> _EXERCISE AIM_: Please return all lines in the listing holding the word "left".

*** ENTRIES SHOWN Section Begins ***

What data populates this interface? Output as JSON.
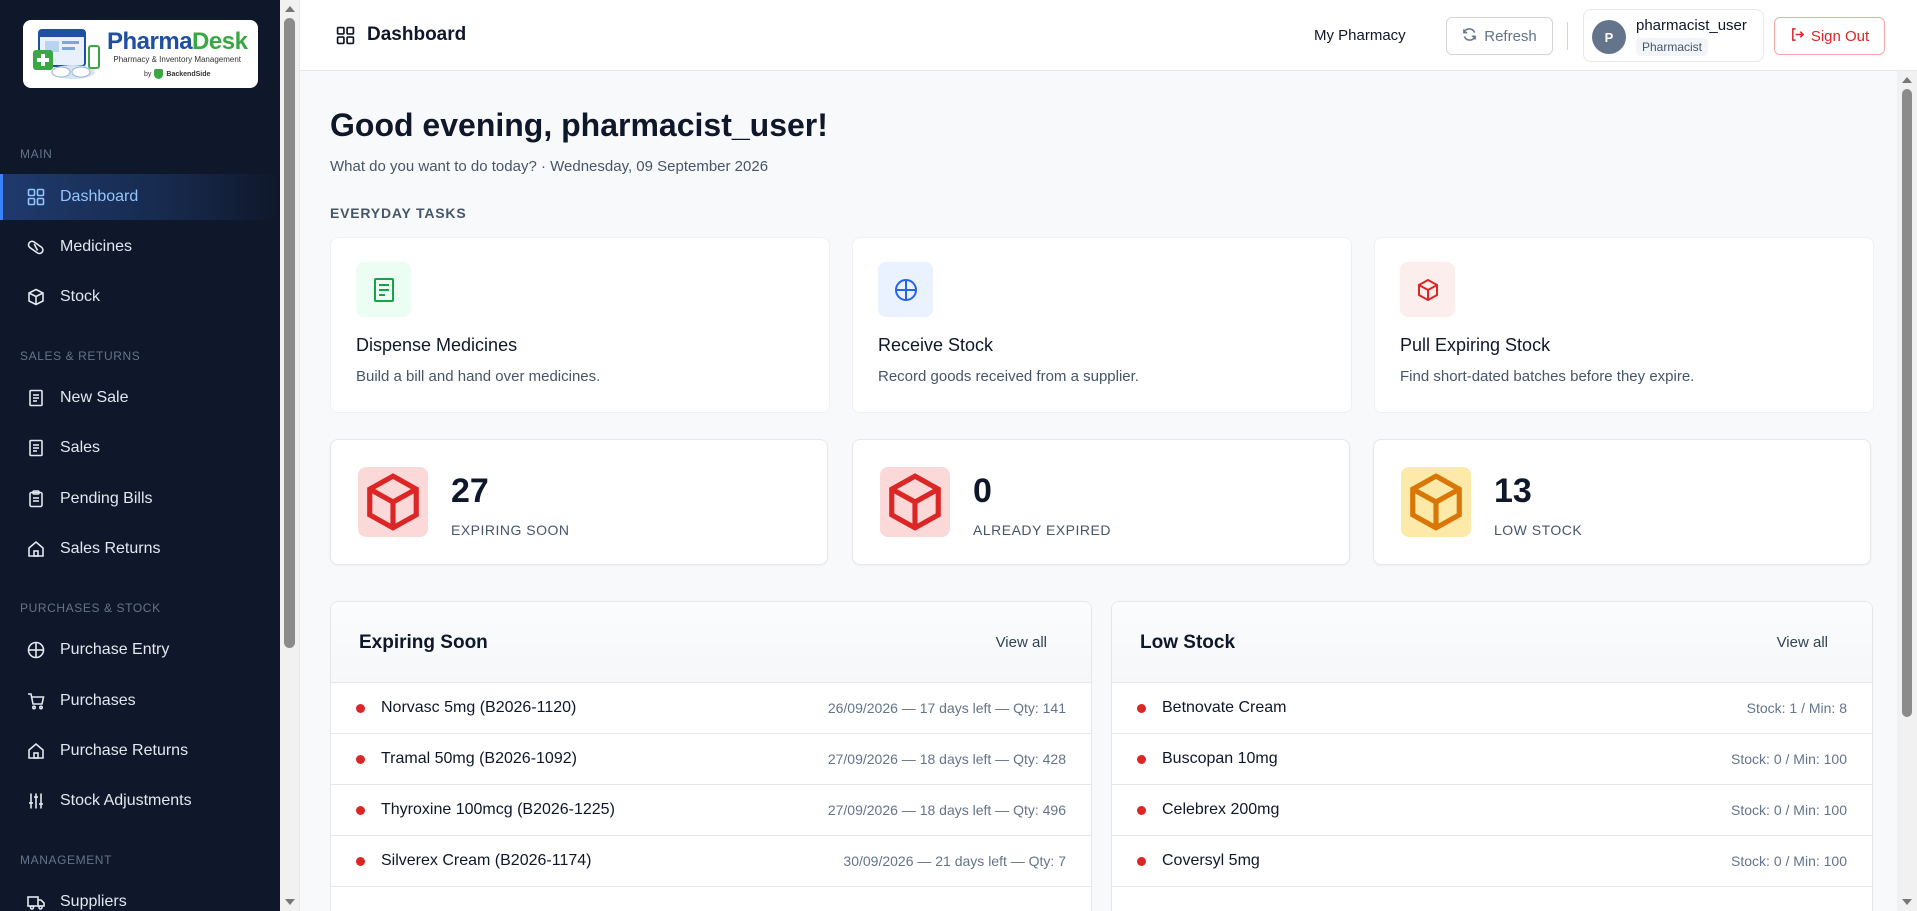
{
  "brand": {
    "name_part1": "Pharma",
    "name_part2": "Desk",
    "tagline": "Pharmacy & Inventory Management",
    "by_prefix": "by",
    "by_company": "BackendSide"
  },
  "sidebar": {
    "sections": [
      {
        "label": "MAIN"
      },
      {
        "label": "SALES & RETURNS"
      },
      {
        "label": "PURCHASES & STOCK"
      },
      {
        "label": "MANAGEMENT"
      }
    ],
    "items": [
      {
        "label": "Dashboard",
        "icon": "grid-icon",
        "active": true
      },
      {
        "label": "Medicines",
        "icon": "pill-icon"
      },
      {
        "label": "Stock",
        "icon": "box-icon"
      },
      {
        "label": "New Sale",
        "icon": "receipt-icon"
      },
      {
        "label": "Sales",
        "icon": "receipt-icon"
      },
      {
        "label": "Pending Bills",
        "icon": "clipboard-icon"
      },
      {
        "label": "Sales Returns",
        "icon": "return-icon"
      },
      {
        "label": "Purchase Entry",
        "icon": "crosshair-icon"
      },
      {
        "label": "Purchases",
        "icon": "cart-icon"
      },
      {
        "label": "Purchase Returns",
        "icon": "return-icon"
      },
      {
        "label": "Stock Adjustments",
        "icon": "sliders-icon"
      },
      {
        "label": "Suppliers",
        "icon": "truck-icon"
      }
    ]
  },
  "header": {
    "title": "Dashboard",
    "pharmacy": "My Pharmacy",
    "refresh_label": "Refresh",
    "user_initial": "P",
    "user_name": "pharmacist_user",
    "user_role": "Pharmacist",
    "signout_label": "Sign Out"
  },
  "main": {
    "greeting": "Good evening, pharmacist_user!",
    "subtitle": "What do you want to do today? · Wednesday, 09 September 2026",
    "tasks_label": "EVERYDAY TASKS",
    "tasks": [
      {
        "title": "Dispense Medicines",
        "desc": "Build a bill and hand over medicines.",
        "icon": "receipt-icon",
        "color": "#16a34a",
        "bg": "#ecfdf3"
      },
      {
        "title": "Receive Stock",
        "desc": "Record goods received from a supplier.",
        "icon": "crosshair-icon",
        "color": "#2563eb",
        "bg": "#eaf2ff"
      },
      {
        "title": "Pull Expiring Stock",
        "desc": "Find short-dated batches before they expire.",
        "icon": "box-icon",
        "color": "#dc2626",
        "bg": "#fdeeee"
      }
    ],
    "stats": [
      {
        "value": "27",
        "label": "EXPIRING SOON",
        "icon": "box-icon",
        "color": "#dc2626",
        "bg": "#fcd9d9"
      },
      {
        "value": "0",
        "label": "ALREADY EXPIRED",
        "icon": "box-icon",
        "color": "#dc2626",
        "bg": "#fcd9d9"
      },
      {
        "value": "13",
        "label": "LOW STOCK",
        "icon": "box-icon",
        "color": "#d97706",
        "bg": "#fdeaa8"
      }
    ],
    "expiring": {
      "title": "Expiring Soon",
      "view_all": "View all",
      "rows": [
        {
          "name": "Norvasc 5mg (B2026-1120)",
          "meta": "26/09/2026 — 17 days left — Qty: 141"
        },
        {
          "name": "Tramal 50mg (B2026-1092)",
          "meta": "27/09/2026 — 18 days left — Qty: 428"
        },
        {
          "name": "Thyroxine 100mcg (B2026-1225)",
          "meta": "27/09/2026 — 18 days left — Qty: 496"
        },
        {
          "name": "Silverex Cream (B2026-1174)",
          "meta": "30/09/2026 — 21 days left — Qty: 7"
        }
      ]
    },
    "lowstock": {
      "title": "Low Stock",
      "view_all": "View all",
      "rows": [
        {
          "name": "Betnovate Cream",
          "meta": "Stock: 1 / Min: 8"
        },
        {
          "name": "Buscopan 10mg",
          "meta": "Stock: 0 / Min: 100"
        },
        {
          "name": "Celebrex 200mg",
          "meta": "Stock: 0 / Min: 100"
        },
        {
          "name": "Coversyl 5mg",
          "meta": "Stock: 0 / Min: 100"
        }
      ]
    }
  }
}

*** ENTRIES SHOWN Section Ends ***

> _RESPONSE BOX_:
          "meta": "26/09/2026 — 17 days left — Qty: 141"
          "meta": "27/09/2026 — 18 days left — Qty: 428"
          "meta": "27/09/2026 — 18 days left — Qty: 496"
          "meta": "30/09/2026 — 21 days left — Qty: 7"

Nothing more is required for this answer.